Dr. Richard Vautrey, General Practitioners Committee chair, described moves by GPs to enter ICPs as a “one-way street to loss of independence, direct management control and potential wholesale privatisation.”
NHS FightBack warned in our February article, “NHS 10-year plan: Recipe for further attacks on services and privatisation in UK”:
“[N]othing is more destructive in the LTP [Long Term Plan] than its commitment to continue privatization with vigour. The current network of 44 Sustainability and Transformation Partnerships (STPs) are to be turned into more centralized “Integrated Care Systems (ICSs) by April 2019. Every ICS will work towards an “Integrated Provider Contract” and these contracts will no doubt be awarded to or sub-contracted to the private sector.”
We noted that NHS England head “Simon Stevens has already written to the government suggesting legislative repeal of significant key sections of the Health and Social Care Act 2012 that he deems as barriers to wholesale privatization and NHS provider mergers.” The LTP wants to “remove the counterproductive effect that general competition rules and powers can have on the integration of NHS care” and “cut delays and costs of the NHS automatically having to go through procurement processes” and to give powers for the ICS commissioners to decide what is “best value” and to award contracts.”
The Long Term Plan is the latest cornerstone in the systematic assault on nationally provided healthcare services.
An investigation last year by the Pulse website found that over a million patients were forced to move surgeries in the preceding five years, due to the closure of nearly 450 GP surgeries. Of these, 134 closed in 2017, displacing 450,000 patients. This was in contrast to the closure of 18 surgeries in 2013, impacting 37,000 patients.
In 2016, NHS FightBack noted the contents of a leaked letter in which a senior official in NHS England official stated that “vulnerable [general] practices must either transform and deliver a quality service or be allowed to fail and wither by the system.” In conclusion, we warned, “The central aim of the policy that GP practices “be allowed to fail and wither” is nothing but creating the most favourable conditions for … private companies to profit from patient care services.” This is the situation three years hence.

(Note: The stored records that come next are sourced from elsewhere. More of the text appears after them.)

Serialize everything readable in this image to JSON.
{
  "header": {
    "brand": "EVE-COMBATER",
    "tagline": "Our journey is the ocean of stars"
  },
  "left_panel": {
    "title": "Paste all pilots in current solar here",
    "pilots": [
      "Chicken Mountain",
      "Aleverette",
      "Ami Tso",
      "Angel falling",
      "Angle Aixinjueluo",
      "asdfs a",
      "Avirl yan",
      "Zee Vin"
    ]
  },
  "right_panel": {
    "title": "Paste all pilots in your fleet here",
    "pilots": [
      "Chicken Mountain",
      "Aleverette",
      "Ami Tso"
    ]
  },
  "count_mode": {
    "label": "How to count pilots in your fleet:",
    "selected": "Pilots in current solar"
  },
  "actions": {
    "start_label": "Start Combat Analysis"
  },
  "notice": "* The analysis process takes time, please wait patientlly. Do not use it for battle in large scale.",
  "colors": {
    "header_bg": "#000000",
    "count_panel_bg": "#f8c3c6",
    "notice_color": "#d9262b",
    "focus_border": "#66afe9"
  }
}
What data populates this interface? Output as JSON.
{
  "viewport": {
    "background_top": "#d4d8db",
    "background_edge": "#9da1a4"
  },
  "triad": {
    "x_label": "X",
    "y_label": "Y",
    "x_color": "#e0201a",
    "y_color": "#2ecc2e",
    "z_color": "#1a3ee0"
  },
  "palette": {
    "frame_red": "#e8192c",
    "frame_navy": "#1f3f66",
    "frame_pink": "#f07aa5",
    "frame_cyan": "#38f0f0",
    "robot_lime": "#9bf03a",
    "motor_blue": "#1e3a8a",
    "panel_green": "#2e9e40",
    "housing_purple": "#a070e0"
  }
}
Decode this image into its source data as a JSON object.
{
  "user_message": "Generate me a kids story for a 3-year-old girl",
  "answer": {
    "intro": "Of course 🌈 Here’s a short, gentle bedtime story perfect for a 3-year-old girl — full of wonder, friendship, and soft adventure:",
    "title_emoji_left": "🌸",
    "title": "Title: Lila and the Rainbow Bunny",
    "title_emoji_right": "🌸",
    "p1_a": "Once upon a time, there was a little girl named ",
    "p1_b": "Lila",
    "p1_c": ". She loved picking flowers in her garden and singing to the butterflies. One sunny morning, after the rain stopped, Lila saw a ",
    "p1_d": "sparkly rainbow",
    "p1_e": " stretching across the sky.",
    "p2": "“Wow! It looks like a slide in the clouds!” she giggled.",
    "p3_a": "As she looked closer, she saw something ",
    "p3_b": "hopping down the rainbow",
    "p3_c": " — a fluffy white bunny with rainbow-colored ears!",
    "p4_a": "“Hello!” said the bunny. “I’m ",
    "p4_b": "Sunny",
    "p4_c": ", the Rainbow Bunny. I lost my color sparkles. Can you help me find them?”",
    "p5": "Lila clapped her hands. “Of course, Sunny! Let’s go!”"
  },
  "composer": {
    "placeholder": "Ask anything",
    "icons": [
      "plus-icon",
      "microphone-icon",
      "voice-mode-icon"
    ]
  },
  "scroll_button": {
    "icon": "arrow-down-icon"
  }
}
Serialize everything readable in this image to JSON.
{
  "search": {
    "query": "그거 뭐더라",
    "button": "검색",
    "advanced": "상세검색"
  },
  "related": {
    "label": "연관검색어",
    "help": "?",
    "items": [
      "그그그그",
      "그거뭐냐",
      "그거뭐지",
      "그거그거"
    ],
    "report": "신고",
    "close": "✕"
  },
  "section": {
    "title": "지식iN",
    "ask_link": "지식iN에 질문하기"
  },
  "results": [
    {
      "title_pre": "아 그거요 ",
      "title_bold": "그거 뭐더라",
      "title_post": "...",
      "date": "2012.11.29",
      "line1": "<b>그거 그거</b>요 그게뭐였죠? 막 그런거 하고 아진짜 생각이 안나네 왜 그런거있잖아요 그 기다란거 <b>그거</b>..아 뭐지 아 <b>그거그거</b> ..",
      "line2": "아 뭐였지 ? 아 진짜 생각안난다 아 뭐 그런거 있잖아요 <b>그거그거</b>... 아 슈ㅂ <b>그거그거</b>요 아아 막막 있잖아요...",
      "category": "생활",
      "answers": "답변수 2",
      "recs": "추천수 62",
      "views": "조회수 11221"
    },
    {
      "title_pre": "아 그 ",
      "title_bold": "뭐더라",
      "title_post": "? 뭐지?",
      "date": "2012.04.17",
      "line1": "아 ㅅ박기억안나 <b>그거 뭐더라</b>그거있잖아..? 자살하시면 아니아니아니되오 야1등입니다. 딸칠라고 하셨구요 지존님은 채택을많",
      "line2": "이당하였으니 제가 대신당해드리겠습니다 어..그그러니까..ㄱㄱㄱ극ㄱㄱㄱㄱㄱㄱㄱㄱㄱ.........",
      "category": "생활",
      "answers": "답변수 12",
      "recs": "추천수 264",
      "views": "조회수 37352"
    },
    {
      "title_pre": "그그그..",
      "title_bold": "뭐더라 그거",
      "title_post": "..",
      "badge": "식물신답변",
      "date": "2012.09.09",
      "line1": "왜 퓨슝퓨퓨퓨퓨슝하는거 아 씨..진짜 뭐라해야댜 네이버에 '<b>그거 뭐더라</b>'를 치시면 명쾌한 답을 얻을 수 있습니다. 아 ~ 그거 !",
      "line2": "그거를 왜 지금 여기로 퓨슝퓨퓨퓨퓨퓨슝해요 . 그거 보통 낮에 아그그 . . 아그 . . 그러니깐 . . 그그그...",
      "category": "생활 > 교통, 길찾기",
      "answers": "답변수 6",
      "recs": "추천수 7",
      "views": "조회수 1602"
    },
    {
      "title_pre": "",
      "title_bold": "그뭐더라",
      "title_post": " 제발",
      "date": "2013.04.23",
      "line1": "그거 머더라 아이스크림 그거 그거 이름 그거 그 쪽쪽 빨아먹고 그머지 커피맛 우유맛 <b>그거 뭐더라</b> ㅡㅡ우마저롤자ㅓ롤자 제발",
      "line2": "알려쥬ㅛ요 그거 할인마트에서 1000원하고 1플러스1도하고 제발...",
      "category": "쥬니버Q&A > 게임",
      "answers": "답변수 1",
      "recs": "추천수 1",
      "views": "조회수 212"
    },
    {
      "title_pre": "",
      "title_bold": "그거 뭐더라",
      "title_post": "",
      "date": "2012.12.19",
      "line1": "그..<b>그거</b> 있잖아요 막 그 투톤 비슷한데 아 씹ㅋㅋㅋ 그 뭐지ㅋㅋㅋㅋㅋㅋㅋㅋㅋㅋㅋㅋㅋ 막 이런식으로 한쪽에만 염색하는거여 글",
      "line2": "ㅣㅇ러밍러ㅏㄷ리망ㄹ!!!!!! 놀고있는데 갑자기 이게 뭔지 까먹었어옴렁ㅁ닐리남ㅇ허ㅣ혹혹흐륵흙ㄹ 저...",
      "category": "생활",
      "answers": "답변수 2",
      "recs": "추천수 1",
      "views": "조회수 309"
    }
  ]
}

The fact that overall NHS privatisation continues unabated puts paid that the shift to for-profit healthcare is being curtailed. Vast portions of the NHS are already in the hands of private sector profiteers. In 2017–18, £8.8 billion of the health service budget went to “independent sector” providers—a 50 percent increase compared with 2009-10.
According to a House of Commons Library analysis undertaken for the Labour Party, 21 NHS contracts worth £127 million are currently out to tender. One of these contracts is worth £91 million and will result in a private firm running an NHS 111/Clinical Assessment Service in the south east of England. Some £36 million worth of NHS contracts were put out to tender in just the last six weeks.

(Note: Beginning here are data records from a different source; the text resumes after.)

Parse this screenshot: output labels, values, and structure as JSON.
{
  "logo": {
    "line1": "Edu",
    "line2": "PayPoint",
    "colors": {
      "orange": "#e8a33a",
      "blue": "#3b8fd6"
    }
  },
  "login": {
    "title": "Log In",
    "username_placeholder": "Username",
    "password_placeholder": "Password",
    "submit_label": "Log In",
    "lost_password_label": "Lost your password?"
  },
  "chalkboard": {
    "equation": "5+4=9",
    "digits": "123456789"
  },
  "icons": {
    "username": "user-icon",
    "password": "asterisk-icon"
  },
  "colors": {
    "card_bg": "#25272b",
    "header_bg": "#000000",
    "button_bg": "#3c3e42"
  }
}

The ban on mixing of paid for and free services at GP surgeries is a calculated manoeuvre. Cognisant of the anger among broad sections of the population at the unabated attacks on the NHS—coupled with the increasing militancy of health workers in Britain and internationally—the government is seeking to find ways of rebranding their attacks and heading off opposition.
In this they are relying on the BMA and other unions to sell the new GP contract as a great barrier in stopping the privatisation of the NHS, whilst using the new lever—the LTP—to integrate private and public healthcare providers.
It was only three years ago that the BMA, via its Junior Doctors Committee, carried out a despicable sellout of the national strike by 40,000 junior doctors. This led to the imposition of a contract that was even inferior to one previously overwhelmingly rejected by its membership.
The only way to prevent the complete breakup of the NHS into private healthcare units is by the building of rank-and-file committees, independent of the trade union bureaucracy, in unity with all public and private sector workers to defend jobs, wages and essential services.